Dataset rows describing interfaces
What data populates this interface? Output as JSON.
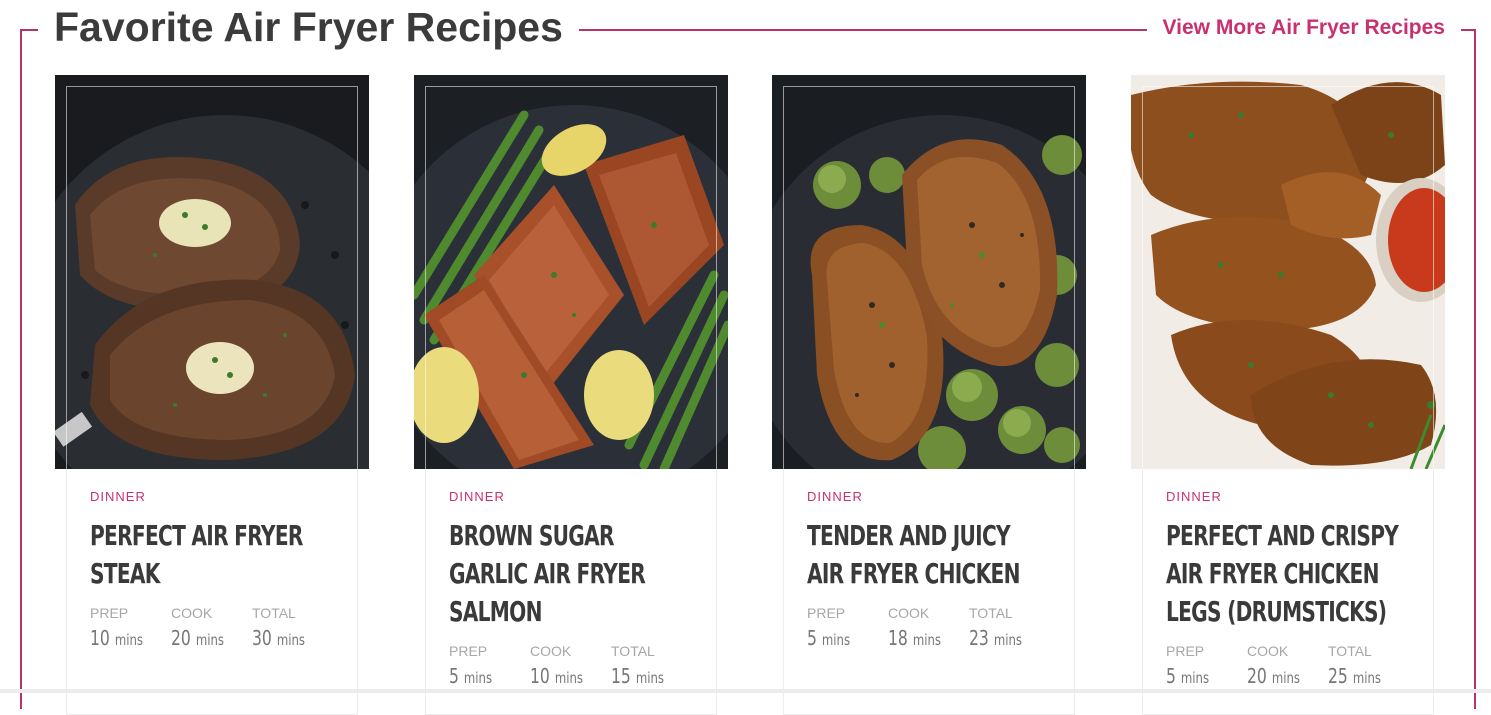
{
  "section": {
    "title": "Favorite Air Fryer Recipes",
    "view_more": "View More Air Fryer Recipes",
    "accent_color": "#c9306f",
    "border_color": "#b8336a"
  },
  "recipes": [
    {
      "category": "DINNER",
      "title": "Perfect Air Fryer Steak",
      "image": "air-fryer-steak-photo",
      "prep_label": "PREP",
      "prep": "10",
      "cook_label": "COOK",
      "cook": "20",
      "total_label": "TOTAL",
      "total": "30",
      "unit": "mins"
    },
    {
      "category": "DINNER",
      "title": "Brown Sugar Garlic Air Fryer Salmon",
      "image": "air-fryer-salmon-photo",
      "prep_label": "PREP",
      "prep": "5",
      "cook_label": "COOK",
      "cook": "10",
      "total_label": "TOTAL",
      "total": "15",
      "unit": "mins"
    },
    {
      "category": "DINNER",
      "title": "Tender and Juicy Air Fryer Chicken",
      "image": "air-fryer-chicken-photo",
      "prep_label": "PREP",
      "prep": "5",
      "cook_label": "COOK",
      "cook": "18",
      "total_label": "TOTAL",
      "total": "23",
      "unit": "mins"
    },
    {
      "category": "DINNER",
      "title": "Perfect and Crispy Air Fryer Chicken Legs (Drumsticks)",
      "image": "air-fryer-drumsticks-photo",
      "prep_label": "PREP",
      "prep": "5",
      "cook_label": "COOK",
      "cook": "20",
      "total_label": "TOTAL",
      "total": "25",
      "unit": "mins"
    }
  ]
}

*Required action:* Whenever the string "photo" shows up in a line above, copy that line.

*Task output:*
      "image": "air-fryer-steak-photo",
      "image": "air-fryer-salmon-photo",
      "image": "air-fryer-chicken-photo",
      "image": "air-fryer-drumsticks-photo",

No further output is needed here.